Ask the expert – Matt Dunphy, CRM consultant, on Good Projects

In our Ask the Experts series, Matt Dunphy, Consultant at Hart Square shares his insights after his first full year in the role; the questions clients ask and the key things that make a successful project.

Questions I always get asked

I’ve been working as a consultant at Hart Square for just over a year now, after many years working for healthcare organisations and charities as well as delivering CRM projects elsewhere. In the last year I’ve worked on large and small projects, but no matter what the scale of the project, I always get asked about the most important elements to achieve a good project (and avoid a bad one).

Tips and tricks when starting a project

Start before you start! It may sound strange yet good foundations are simply vital and many aspects of the project should be defined before a project kicks off with the whole team:

  • the project structure
  • its governance
  • who likely team members will be and board representatives
  • crucially who the project will be sponsored and championed by
  • then key assumptions about how the project will be delivered and what it aims to achieve.

A business case will start this process and then all planning for an implementation project that can be done alongside a requirements exercise and a protective vendor selection is of vital use to be in the right place on that date when you get everyone in a room and say ‘let’s begin’.

Key questions at the start of implementation

There will be questions and answers before an implementation kicks off that are really worth addressing. These should also be communicated to team members and staff to get buy in and build a collective understanding of what an implementation will deliver.

For me, two items stick in the mind of particular importance for implementation projects at the start:
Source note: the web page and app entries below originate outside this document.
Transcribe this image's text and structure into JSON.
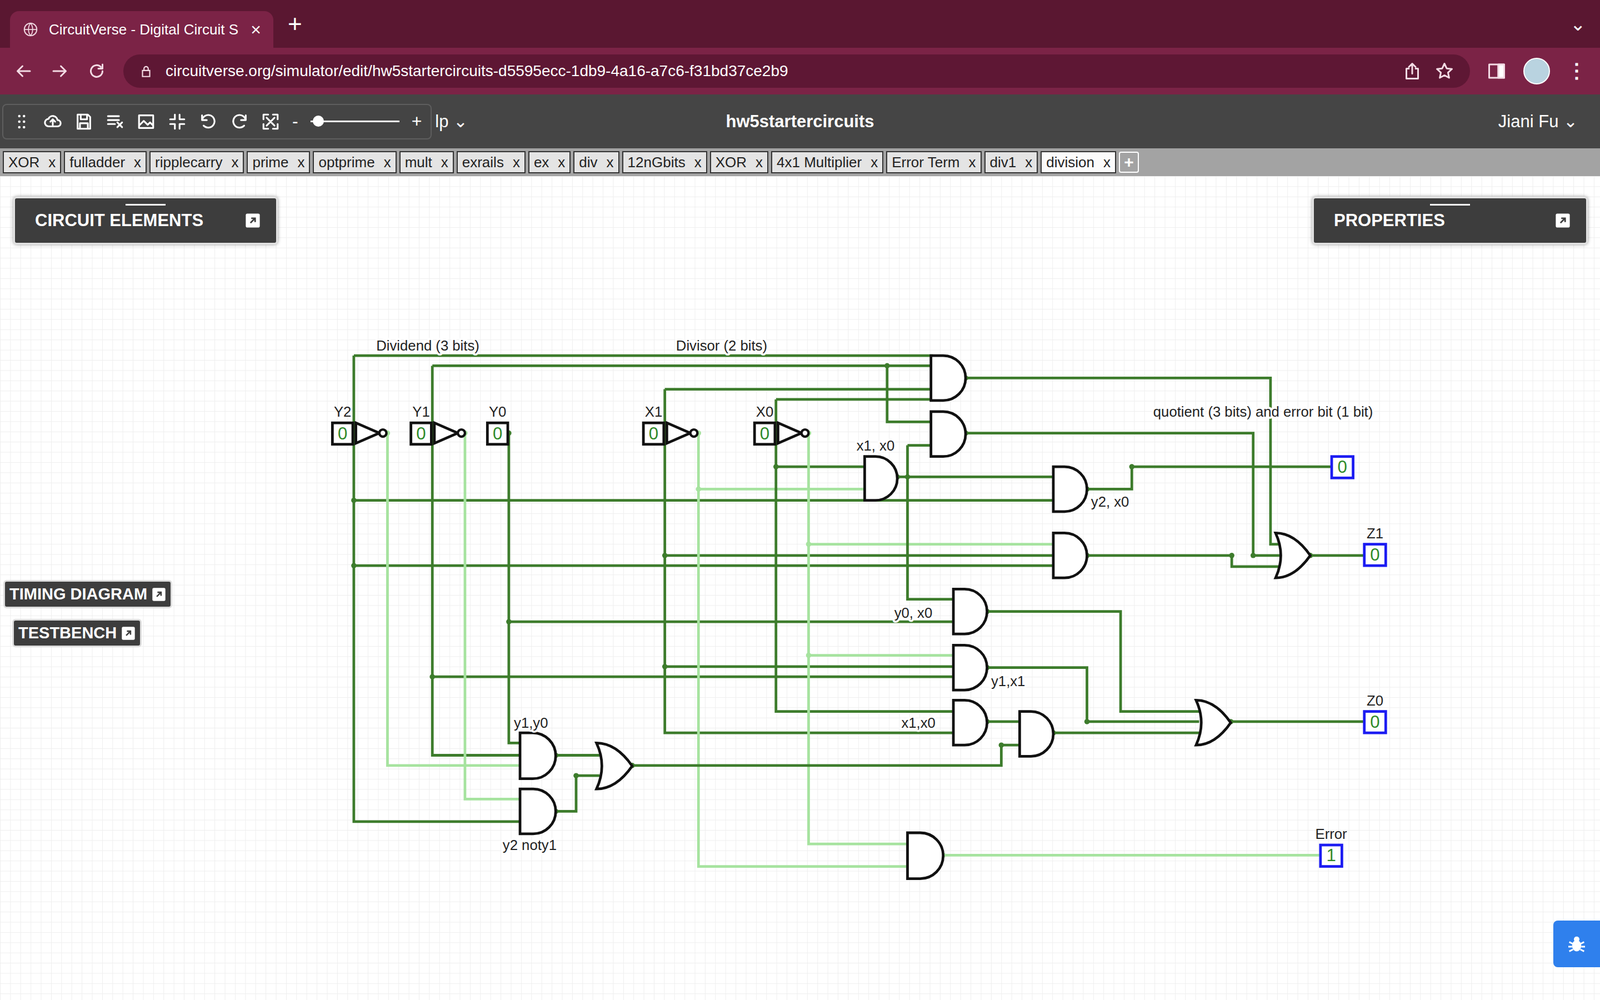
{
  "browser": {
    "tab": {
      "title": "CircuitVerse - Digital Circuit S",
      "close": "×"
    },
    "new_tab": "+",
    "tab_menu": "⌄",
    "url": "circuitverse.org/simulator/edit/hw5startercircuits-d5595ecc-1db9-4a16-a7c6-f31bd37ce2b9",
    "menu": "⋮"
  },
  "toolbar": {
    "zoom_out": "-",
    "zoom_in": "+",
    "zoom_level": 0.05,
    "help": "lp ⌄"
  },
  "project": {
    "title": "hw5startercircuits",
    "user": "Jiani Fu ⌄"
  },
  "circuit_tabs": [
    {
      "label": "XOR",
      "selected": false
    },
    {
      "label": "fulladder",
      "selected": false
    },
    {
      "label": "ripplecarry",
      "selected": false
    },
    {
      "label": "prime",
      "selected": false
    },
    {
      "label": "optprime",
      "selected": false
    },
    {
      "label": "mult",
      "selected": false
    },
    {
      "label": "exrails",
      "selected": false
    },
    {
      "label": "ex",
      "selected": false
    },
    {
      "label": "div",
      "selected": false
    },
    {
      "label": "12nGbits",
      "selected": false
    },
    {
      "label": "XOR",
      "selected": false
    },
    {
      "label": "4x1 Multiplier",
      "selected": false
    },
    {
      "label": "Error Term",
      "selected": false
    },
    {
      "label": "div1",
      "selected": false
    },
    {
      "label": "division",
      "selected": true
    }
  ],
  "tab_close": "x",
  "add_tab": "+",
  "panels": {
    "elements": "CIRCUIT ELEMENTS",
    "properties": "PROPERTIES",
    "timing": "TIMING DIAGRAM",
    "testbench": "TESTBENCH"
  },
  "diagram": {
    "labels": [
      "Dividend (3 bits)",
      "Divisor (2 bits)",
      "quotient (3 bits) and error bit (1 bit)",
      "x1, x0",
      "y2, x0",
      "y0, x0",
      "y1,x1",
      "x1,x0",
      "y1,y0",
      "y2 noty1"
    ],
    "inputs": [
      {
        "label": "Y2",
        "value": "0"
      },
      {
        "label": "Y1",
        "value": "0"
      },
      {
        "label": "Y0",
        "value": "0"
      },
      {
        "label": "X1",
        "value": "0"
      },
      {
        "label": "X0",
        "value": "0"
      }
    ],
    "outputs": [
      {
        "value": "0"
      },
      {
        "label": "Z1",
        "value": "0"
      },
      {
        "label": "Z0",
        "value": "0"
      },
      {
        "label": "Error",
        "value": "1"
      }
    ],
    "wires": [
      {
        "high": false
      },
      {
        "high": true
      },
      {
        "high": false
      },
      {
        "high": true
      },
      {
        "high": false
      },
      {
        "high": false
      },
      {
        "high": true
      },
      {
        "high": false
      },
      {
        "high": true
      },
      {
        "high": false
      },
      {
        "high": false
      },
      {
        "high": false
      },
      {
        "high": false
      },
      {
        "high": false
      },
      {
        "high": false
      },
      {
        "high": false
      },
      {
        "high": false
      },
      {
        "high": false
      },
      {
        "high": false
      },
      {
        "high": false
      },
      {
        "high": false
      },
      {
        "high": false
      },
      {
        "high": false
      },
      {
        "high": true
      }
    ]
  }
}
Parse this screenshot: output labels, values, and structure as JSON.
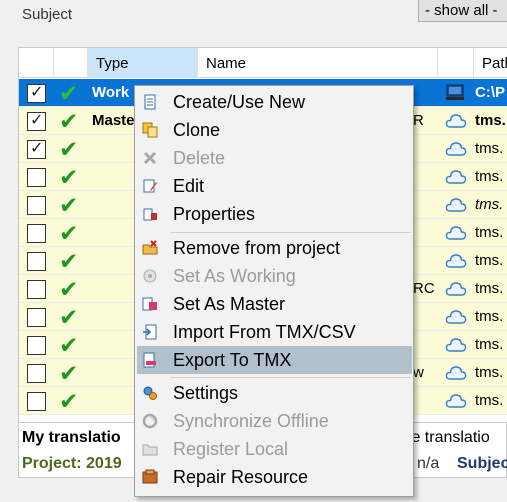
{
  "subject_label": "Subject",
  "show_all_label": "- show all -",
  "columns": {
    "type": "Type",
    "name": "Name",
    "path": "Path"
  },
  "rows": [
    {
      "checked": true,
      "type": "Work",
      "name": "",
      "path": "C:\\P",
      "selected": true,
      "location": "computer"
    },
    {
      "checked": true,
      "type": "Maste",
      "name": "R",
      "path": "tms.",
      "selected": false,
      "location": "cloud"
    },
    {
      "checked": true,
      "type": "",
      "name": "",
      "path": "tms.",
      "selected": false,
      "location": "cloud"
    },
    {
      "checked": false,
      "type": "",
      "name": "",
      "path": "tms.",
      "selected": false,
      "location": "cloud"
    },
    {
      "checked": false,
      "type": "",
      "name": "",
      "path": "tms.",
      "selected": false,
      "location": "cloud"
    },
    {
      "checked": false,
      "type": "",
      "name": "",
      "path": "tms.",
      "selected": false,
      "location": "cloud"
    },
    {
      "checked": false,
      "type": "",
      "name": "",
      "path": "tms.",
      "selected": false,
      "location": "cloud"
    },
    {
      "checked": false,
      "type": "",
      "name": "RC",
      "path": "tms.",
      "selected": false,
      "location": "cloud"
    },
    {
      "checked": false,
      "type": "",
      "name": "",
      "path": "tms.",
      "selected": false,
      "location": "cloud"
    },
    {
      "checked": false,
      "type": "",
      "name": "",
      "path": "tms.",
      "selected": false,
      "location": "cloud"
    },
    {
      "checked": false,
      "type": "",
      "name": "w",
      "path": "tms.",
      "selected": false,
      "location": "cloud"
    },
    {
      "checked": false,
      "type": "",
      "name": "",
      "path": "tms.",
      "selected": false,
      "location": "cloud"
    }
  ],
  "footer": {
    "title": "My translatio",
    "title_right": "gle translatio",
    "project": "Project: 2019",
    "value_right": "n/a",
    "subject_right": "Subjec"
  },
  "menu": {
    "items": [
      {
        "label": "Create/Use New",
        "icon": "document-icon",
        "disabled": false
      },
      {
        "label": "Clone",
        "icon": "clone-icon",
        "disabled": false
      },
      {
        "label": "Delete",
        "icon": "delete-icon",
        "disabled": true
      },
      {
        "label": "Edit",
        "icon": "edit-icon",
        "disabled": false
      },
      {
        "label": "Properties",
        "icon": "properties-icon",
        "disabled": false
      },
      {
        "label": "Remove from project",
        "icon": "remove-icon",
        "disabled": false
      },
      {
        "label": "Set As Working",
        "icon": "working-icon",
        "disabled": true
      },
      {
        "label": "Set As Master",
        "icon": "master-icon",
        "disabled": false
      },
      {
        "label": "Import From TMX/CSV",
        "icon": "import-icon",
        "disabled": false
      },
      {
        "label": "Export To TMX",
        "icon": "export-icon",
        "disabled": false,
        "highlighted": true
      },
      {
        "label": "Settings",
        "icon": "settings-icon",
        "disabled": false
      },
      {
        "label": "Synchronize Offline",
        "icon": "sync-icon",
        "disabled": true
      },
      {
        "label": "Register Local",
        "icon": "folder-icon",
        "disabled": true
      },
      {
        "label": "Repair Resource",
        "icon": "repair-icon",
        "disabled": false
      }
    ]
  }
}
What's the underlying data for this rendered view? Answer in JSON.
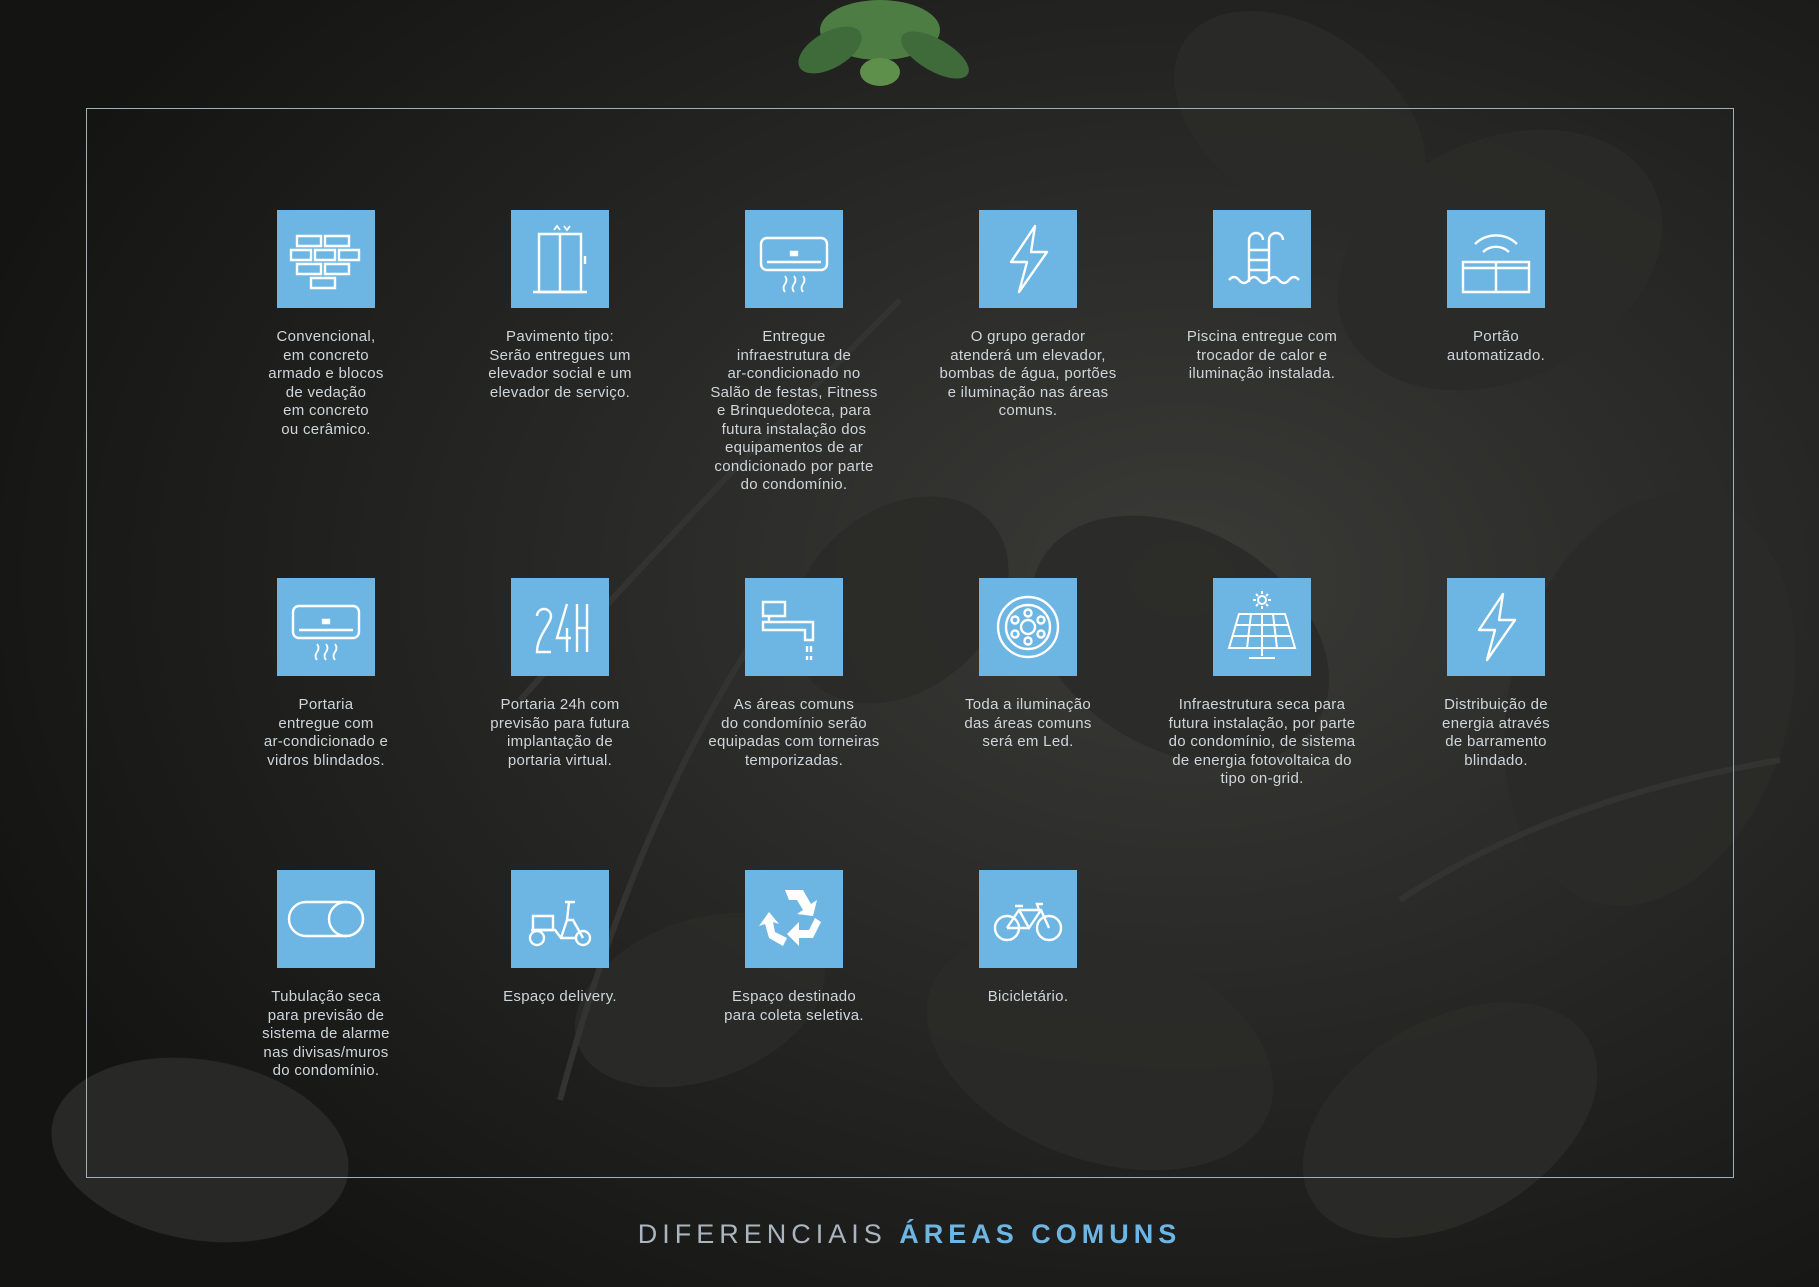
{
  "items": [
    {
      "icon": "brick-wall-icon",
      "caption": "Convencional,\nem concreto\narmado e blocos\nde vedação\nem concreto\nou cerâmico."
    },
    {
      "icon": "elevator-icon",
      "caption": "Pavimento tipo:\nSerão entregues um\nelevador social e um\nelevador de serviço."
    },
    {
      "icon": "air-conditioner-icon",
      "caption": "Entregue\ninfraestrutura de\nar-condicionado no\nSalão de festas, Fitness\ne Brinquedoteca, para\nfutura instalação dos\nequipamentos de ar\ncondicionado por parte\ndo condomínio."
    },
    {
      "icon": "lightning-bolt-icon",
      "caption": "O grupo gerador\natenderá um elevador,\nbombas de água, portões\ne iluminação nas áreas\ncomuns."
    },
    {
      "icon": "pool-ladder-icon",
      "caption": "Piscina entregue com\ntrocador de calor e\niluminação instalada."
    },
    {
      "icon": "automatic-gate-icon",
      "caption": "Portão\nautomatizado."
    },
    {
      "icon": "air-conditioner-icon",
      "caption": "Portaria\nentregue com\nar-condicionado e\nvidros blindados."
    },
    {
      "icon": "24h-icon",
      "caption": "Portaria 24h com\nprevisão para futura\nimplantação de\nportaria virtual."
    },
    {
      "icon": "faucet-icon",
      "caption": "As áreas comuns\ndo condomínio serão\nequipadas com torneiras\ntemporizadas."
    },
    {
      "icon": "led-light-icon",
      "caption": "Toda a iluminação\ndas áreas comuns\nserá em Led."
    },
    {
      "icon": "solar-panel-icon",
      "caption": "Infraestrutura seca para\nfutura instalação, por parte\ndo condomínio, de sistema\nde energia fotovoltaica do\ntipo on-grid."
    },
    {
      "icon": "lightning-bolt-icon",
      "caption": "Distribuição de\nenergia através\nde barramento\nblindado."
    },
    {
      "icon": "alarm-toggle-icon",
      "caption": "Tubulação seca\npara previsão de\nsistema de alarme\nnas divisas/muros\ndo condomínio."
    },
    {
      "icon": "delivery-scooter-icon",
      "caption": "Espaço delivery."
    },
    {
      "icon": "recycle-icon",
      "caption": "Espaço destinado\npara coleta seletiva."
    },
    {
      "icon": "bicycle-icon",
      "caption": "Bicicletário."
    }
  ],
  "footer": {
    "light": "DIFERENCIAIS",
    "bold": "ÁREAS COMUNS"
  },
  "colors": {
    "accent": "#6db5e3",
    "background": "#161615",
    "text": "#cfd6db"
  }
}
  • what are the tolerances of this implementation – i.e. what may be the acceptable time, cost or scope decisions which may be made by your board in the event the project encounters major issues or a need for changes?
  • how exactly will we know we have succeeded upon or after delivery of the implementation project – what are the project’s measurable outputs basically and how and when will we measure our success against these deliverables?

How to run a successful project

Preparation is key. Communication as required to everyone is paramount. And sustainable progress at the right pace – especially if it is a delivery of 12 months or more – is one of the ways you will ensure you get there successfully. Finally transparency – if there is an issue, say so and record it, and manage it, plus be honest about major project risks and how to manage them.

Working with suppliers

In most Hart Square implementation projects, we work to create one team – the client, the supplier (technology provider) and Hart Square. Ensuring this holds true through an implementation is the successful way to work with suppliers for mutual benefit. Most of all for Hart Square, this is the best way to ensure success for the client and deliver what their organisation needs and is trying to achieve.

One of our key roles is to be the sounding board for the supplier, to help them think through how they will deliver a project for a client. Often Hart Square is on-board first and has worked over many months with a client before an implementation with a supplier begins. That gives us a great insight into how a client organisation operates, and (hopefully!) goodwill to share with suppliers about what works and what doesn’t in that organisation, especially around how change affects the organisation and how best to negotiate the management of this change.

Do you have a specific question?

These are just some of the insights I have gathered in my first year as a consultant, and I am learning things every day. If you have any specific queries, please email info@hartsquare.co.uk